Now for the XS850, which Bike magazine tested against the CB750, Kawasaki Z1000 and BMW R80. The CB750 had a great engine but handled terribly, the Z1000 was powerful but was really thirsty and the BMW won the test on account of having the best chassis, but the XS850 came a very close second.

Parts of the XS850 review are remarkable when you read them today:

"it will pick up speed like a rocket ship dialled into warp drive"


"The real joy is the glorious noise. You can keep your fours, and your sixes. There is nothing like a triple on full song. If that doesn't pump your adrenaline, you're already dead."

So read on and imagine the days when an XS850 was one of the fastest things on the road.



Superbike Road Tests, 1982

I don't own this magazine, the scans were sent to me by another triple enthusiast, but the layout and graphics look very similar to those in Motor Cycle Weekly.

In this one, the tester is slightly less impressed with the performance (compared to the Bike review), but it's a quite enthusiastic article all the same.


Motorcycling Monthly, July 1980

Here's a test of the XS850 from possibly the nerdiest magazine of the time, Motorcycling Monthly. The test isn't really a glowing one, despite the bike not really doing much wrong. The tester wasn't all that impressed by the outright power, although he did think there was considerably more mid-range pull than on the XS750. He thought the brakes were poor, especially the front ones.

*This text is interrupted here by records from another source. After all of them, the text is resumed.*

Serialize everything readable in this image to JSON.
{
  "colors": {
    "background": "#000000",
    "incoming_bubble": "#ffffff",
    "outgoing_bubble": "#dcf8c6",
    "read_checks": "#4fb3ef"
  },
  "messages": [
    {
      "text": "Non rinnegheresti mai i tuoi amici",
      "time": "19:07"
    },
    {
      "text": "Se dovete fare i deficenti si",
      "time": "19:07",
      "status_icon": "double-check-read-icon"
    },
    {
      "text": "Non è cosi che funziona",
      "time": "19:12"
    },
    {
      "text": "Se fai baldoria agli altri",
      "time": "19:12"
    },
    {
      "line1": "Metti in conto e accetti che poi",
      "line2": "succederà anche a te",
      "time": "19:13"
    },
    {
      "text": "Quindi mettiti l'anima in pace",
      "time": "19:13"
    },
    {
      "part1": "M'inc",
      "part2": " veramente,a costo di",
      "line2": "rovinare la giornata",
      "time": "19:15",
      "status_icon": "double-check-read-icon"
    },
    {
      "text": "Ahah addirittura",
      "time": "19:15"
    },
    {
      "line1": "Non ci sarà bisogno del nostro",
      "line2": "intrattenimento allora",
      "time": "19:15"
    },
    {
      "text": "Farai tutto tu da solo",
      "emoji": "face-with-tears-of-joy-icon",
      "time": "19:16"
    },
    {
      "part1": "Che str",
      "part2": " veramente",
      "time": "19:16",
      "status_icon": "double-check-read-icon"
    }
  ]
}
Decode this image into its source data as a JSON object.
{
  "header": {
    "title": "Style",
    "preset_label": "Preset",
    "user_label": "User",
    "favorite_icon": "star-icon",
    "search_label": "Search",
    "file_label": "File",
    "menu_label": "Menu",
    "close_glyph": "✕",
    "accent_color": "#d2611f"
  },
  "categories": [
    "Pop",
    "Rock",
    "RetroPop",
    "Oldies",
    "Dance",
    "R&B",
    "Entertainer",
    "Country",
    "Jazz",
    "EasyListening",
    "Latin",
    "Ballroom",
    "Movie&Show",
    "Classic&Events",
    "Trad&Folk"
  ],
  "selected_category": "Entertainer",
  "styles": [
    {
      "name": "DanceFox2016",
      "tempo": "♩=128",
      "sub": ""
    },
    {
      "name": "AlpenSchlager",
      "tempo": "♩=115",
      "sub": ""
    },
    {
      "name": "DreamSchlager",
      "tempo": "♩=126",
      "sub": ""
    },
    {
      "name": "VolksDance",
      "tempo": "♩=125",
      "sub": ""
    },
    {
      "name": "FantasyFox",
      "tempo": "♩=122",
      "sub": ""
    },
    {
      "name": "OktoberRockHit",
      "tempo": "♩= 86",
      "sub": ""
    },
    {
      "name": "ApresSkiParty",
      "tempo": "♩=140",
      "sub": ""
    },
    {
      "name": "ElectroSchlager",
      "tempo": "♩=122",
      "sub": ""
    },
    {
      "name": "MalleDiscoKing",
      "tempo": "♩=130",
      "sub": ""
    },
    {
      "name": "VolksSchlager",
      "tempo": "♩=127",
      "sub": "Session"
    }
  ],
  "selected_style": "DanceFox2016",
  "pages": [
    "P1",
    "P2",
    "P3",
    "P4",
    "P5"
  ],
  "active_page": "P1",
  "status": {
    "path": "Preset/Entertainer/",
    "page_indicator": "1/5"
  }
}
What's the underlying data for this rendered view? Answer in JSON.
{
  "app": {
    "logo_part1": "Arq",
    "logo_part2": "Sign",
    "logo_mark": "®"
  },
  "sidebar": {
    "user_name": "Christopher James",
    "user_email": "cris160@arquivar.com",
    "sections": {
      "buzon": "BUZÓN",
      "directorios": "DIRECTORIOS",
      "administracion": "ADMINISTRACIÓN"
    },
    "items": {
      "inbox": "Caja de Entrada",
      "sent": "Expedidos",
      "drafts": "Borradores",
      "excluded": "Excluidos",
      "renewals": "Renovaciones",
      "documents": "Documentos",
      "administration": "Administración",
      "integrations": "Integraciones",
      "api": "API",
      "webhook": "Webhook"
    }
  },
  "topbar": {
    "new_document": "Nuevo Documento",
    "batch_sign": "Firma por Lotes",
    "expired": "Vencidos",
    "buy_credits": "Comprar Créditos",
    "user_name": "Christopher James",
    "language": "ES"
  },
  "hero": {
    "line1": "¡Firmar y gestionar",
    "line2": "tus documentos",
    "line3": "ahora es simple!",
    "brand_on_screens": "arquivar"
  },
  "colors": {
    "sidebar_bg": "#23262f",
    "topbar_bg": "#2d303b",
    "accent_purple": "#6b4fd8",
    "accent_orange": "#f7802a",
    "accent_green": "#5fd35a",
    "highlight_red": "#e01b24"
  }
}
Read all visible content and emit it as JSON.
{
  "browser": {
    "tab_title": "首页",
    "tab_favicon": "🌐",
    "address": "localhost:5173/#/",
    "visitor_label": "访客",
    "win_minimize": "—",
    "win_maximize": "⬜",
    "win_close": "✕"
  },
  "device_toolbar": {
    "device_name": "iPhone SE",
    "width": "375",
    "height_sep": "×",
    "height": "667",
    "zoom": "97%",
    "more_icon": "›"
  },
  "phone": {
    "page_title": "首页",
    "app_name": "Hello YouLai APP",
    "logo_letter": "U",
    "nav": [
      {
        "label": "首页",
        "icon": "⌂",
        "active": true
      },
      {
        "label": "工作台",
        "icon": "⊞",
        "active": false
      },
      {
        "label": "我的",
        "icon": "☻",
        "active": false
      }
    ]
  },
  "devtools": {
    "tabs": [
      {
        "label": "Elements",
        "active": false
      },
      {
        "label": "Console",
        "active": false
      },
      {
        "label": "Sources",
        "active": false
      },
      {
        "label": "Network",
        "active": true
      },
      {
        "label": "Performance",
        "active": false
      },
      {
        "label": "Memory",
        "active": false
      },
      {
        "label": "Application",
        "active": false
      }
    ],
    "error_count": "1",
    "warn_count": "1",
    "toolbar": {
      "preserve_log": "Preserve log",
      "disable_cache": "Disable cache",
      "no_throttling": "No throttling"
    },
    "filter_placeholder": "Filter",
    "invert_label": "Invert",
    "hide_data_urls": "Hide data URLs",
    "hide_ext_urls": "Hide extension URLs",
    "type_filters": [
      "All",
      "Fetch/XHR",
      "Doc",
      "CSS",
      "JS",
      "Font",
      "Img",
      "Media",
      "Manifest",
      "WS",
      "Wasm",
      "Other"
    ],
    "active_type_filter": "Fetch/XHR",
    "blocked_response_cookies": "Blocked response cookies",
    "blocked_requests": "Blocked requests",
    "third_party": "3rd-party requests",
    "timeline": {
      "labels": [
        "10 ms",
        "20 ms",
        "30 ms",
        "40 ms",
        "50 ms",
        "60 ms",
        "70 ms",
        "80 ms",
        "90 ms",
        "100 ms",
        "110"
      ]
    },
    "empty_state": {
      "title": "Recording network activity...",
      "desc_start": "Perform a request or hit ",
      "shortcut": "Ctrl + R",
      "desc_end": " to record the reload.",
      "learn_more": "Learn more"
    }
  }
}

Also notable was the enormous 5.1 gallon tank, which required £6.80 to fill up.